I believe the current organization of kingdom, phyllum, order, class et al, is based on differences in body structures-- simple differences in the case of species ( speciation notwithstanding) and major differences in the case of orders and classes.

Linnaean classification is based on grouping "like with like", and ignores many instances of descent. Thus, we have separate groups (Orders) for mammals, reptiles and birds, despite the fact that all three descdended from a common ancestor, and birds descended directly from reptilian ancestors. When viewed as a tree, with numerous contiuous and branching lineages, rather than as separate boxes, humans are very clearly kin to others in that tree. Even if we were to eventually become Star Trekian energy beings, we would still be linked by clear lines of descent to other animals.

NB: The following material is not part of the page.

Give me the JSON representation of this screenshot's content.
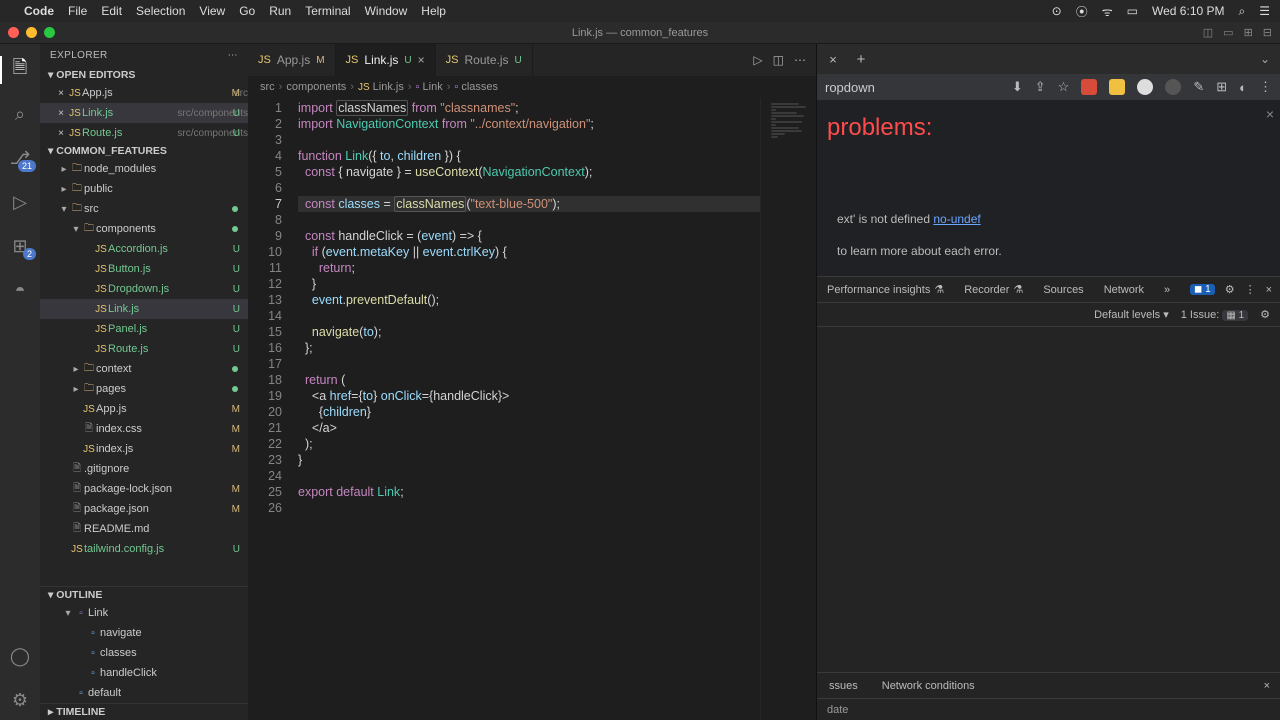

Fish
01-17-2004, 03:35 PM
You'll never get anyone who admits he has cognition into a Denny's.

I'm starting to warm to the idea of different menus for each group, though.
"Welcome to Denny's. Cognition or No Cognition?"
"Two for No Cognition."
"Would you like to see our No Cognition menu?"
"Yeah."
"Here you are."
"What's this Grand Slam Breakfast?"
"That's where we beat you savagely with an aluminum baseball bat, breaking as many of your bones as fast as we can. It's our $2.99 special this week! Would you like to try it?"
"Uh, yeah. Separate checks."

Darwin's Finch
01-17-2004, 09:17 PM
Thus, we have separate groups (Orders) for mammals, reptiles and birds

Oops...those are Classes, not Orders. Another reason I hate Linnaean taxonomy: not only does one have to keep straight the name of a group, but the name of the hierachical position of that group, as well.